== Problem ==
Please find every line below that includes "image" and report how many there are. Nothing else is needed.
[Supplied records — start]
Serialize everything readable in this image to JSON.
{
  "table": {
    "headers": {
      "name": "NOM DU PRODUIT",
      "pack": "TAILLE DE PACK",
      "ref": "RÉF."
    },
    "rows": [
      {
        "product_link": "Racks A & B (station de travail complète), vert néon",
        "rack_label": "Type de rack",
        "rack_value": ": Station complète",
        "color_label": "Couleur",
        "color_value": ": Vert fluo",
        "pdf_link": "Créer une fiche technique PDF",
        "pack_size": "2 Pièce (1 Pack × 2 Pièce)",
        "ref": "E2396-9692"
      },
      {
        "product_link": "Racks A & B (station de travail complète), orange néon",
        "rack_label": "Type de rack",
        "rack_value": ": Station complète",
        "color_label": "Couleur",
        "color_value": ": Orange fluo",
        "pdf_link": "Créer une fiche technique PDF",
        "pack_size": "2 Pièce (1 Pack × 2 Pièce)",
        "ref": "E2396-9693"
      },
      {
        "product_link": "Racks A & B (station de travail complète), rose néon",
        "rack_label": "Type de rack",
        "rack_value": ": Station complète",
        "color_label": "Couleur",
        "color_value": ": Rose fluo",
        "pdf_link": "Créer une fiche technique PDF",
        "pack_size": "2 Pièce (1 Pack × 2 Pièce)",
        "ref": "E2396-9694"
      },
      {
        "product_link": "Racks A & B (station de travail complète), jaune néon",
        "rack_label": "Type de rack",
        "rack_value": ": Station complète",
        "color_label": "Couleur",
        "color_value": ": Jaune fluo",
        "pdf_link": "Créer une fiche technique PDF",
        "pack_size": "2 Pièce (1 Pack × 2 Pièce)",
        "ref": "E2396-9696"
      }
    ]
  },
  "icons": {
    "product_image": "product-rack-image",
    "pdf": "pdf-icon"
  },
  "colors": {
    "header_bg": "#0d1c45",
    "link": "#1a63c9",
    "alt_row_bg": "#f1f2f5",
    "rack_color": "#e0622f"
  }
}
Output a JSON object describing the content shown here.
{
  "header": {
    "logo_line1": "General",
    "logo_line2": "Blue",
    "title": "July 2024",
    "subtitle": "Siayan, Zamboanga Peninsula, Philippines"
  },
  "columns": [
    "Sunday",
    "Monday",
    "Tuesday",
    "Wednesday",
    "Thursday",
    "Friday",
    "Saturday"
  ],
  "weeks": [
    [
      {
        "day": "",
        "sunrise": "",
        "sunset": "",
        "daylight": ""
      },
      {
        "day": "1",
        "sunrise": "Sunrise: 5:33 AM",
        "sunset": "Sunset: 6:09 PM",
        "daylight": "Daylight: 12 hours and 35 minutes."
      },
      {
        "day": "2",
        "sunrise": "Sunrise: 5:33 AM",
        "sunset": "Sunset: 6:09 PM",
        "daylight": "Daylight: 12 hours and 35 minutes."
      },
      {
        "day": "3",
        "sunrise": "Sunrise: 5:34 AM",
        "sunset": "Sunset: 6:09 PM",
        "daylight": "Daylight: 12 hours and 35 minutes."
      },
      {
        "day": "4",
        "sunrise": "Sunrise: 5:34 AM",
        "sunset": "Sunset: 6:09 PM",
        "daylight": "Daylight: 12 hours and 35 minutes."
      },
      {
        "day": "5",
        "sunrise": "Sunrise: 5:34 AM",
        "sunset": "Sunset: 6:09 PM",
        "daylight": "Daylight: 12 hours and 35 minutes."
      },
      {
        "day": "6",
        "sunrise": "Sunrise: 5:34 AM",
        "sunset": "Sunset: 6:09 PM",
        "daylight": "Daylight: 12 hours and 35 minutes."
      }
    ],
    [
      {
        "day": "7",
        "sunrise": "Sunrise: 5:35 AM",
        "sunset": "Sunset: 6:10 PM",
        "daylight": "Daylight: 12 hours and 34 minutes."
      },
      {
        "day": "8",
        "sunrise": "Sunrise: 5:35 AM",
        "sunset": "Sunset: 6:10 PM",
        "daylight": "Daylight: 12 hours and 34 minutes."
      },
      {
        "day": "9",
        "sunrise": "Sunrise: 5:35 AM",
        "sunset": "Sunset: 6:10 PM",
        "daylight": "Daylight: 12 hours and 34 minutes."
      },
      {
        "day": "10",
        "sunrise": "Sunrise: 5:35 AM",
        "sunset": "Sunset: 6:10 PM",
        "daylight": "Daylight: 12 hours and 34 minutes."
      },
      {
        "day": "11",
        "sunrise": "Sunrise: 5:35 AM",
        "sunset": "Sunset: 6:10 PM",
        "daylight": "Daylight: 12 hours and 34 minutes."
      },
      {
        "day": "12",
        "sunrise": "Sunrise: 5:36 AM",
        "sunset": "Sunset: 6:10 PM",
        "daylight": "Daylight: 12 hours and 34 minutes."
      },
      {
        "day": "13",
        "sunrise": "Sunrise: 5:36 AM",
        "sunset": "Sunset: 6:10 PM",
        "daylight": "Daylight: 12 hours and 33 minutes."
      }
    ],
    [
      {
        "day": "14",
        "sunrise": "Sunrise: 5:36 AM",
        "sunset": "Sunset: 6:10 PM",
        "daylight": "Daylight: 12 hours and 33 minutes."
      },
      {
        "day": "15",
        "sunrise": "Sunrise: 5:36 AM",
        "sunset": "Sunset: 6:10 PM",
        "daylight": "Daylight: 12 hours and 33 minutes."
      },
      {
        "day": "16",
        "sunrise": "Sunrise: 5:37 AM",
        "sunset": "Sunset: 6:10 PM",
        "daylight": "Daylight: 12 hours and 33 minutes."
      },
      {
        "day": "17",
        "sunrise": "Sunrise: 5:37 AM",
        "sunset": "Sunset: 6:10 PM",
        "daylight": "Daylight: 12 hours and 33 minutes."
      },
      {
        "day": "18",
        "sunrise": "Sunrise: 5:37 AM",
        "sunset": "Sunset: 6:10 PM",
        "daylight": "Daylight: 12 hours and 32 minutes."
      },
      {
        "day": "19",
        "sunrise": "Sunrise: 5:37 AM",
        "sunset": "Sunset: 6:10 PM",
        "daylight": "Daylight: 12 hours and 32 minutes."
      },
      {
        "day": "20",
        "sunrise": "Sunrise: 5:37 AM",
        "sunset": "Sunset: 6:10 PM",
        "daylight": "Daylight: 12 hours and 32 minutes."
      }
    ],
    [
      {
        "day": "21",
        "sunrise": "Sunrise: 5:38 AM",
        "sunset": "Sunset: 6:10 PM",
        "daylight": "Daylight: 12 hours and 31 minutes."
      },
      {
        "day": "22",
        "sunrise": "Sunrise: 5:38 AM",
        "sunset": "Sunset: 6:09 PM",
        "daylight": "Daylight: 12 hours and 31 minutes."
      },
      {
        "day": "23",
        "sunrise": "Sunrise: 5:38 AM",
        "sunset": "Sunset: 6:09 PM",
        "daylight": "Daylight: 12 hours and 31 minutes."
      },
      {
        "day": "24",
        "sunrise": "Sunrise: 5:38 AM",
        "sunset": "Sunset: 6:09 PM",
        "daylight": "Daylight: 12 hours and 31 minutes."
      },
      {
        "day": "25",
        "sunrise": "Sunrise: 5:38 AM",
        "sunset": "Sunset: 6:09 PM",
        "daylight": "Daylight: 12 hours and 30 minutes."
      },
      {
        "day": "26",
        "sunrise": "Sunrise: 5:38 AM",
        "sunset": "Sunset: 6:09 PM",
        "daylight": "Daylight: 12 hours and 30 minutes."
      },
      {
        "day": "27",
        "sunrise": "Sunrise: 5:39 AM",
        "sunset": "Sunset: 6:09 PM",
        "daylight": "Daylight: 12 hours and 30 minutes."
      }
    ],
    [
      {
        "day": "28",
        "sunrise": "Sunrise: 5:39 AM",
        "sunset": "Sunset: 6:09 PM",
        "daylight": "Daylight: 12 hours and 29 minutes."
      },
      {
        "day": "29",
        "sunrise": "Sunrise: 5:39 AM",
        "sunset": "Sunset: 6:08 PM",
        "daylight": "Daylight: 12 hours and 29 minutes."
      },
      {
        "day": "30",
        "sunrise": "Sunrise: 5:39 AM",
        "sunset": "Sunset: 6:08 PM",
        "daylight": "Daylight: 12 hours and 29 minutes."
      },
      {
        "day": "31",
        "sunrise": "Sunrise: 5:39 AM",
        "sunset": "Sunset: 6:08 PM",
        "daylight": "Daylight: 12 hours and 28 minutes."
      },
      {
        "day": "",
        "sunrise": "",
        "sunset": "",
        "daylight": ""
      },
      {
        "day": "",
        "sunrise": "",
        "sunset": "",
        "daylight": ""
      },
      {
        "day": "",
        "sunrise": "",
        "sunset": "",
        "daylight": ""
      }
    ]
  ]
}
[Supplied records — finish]
== Reply ==
2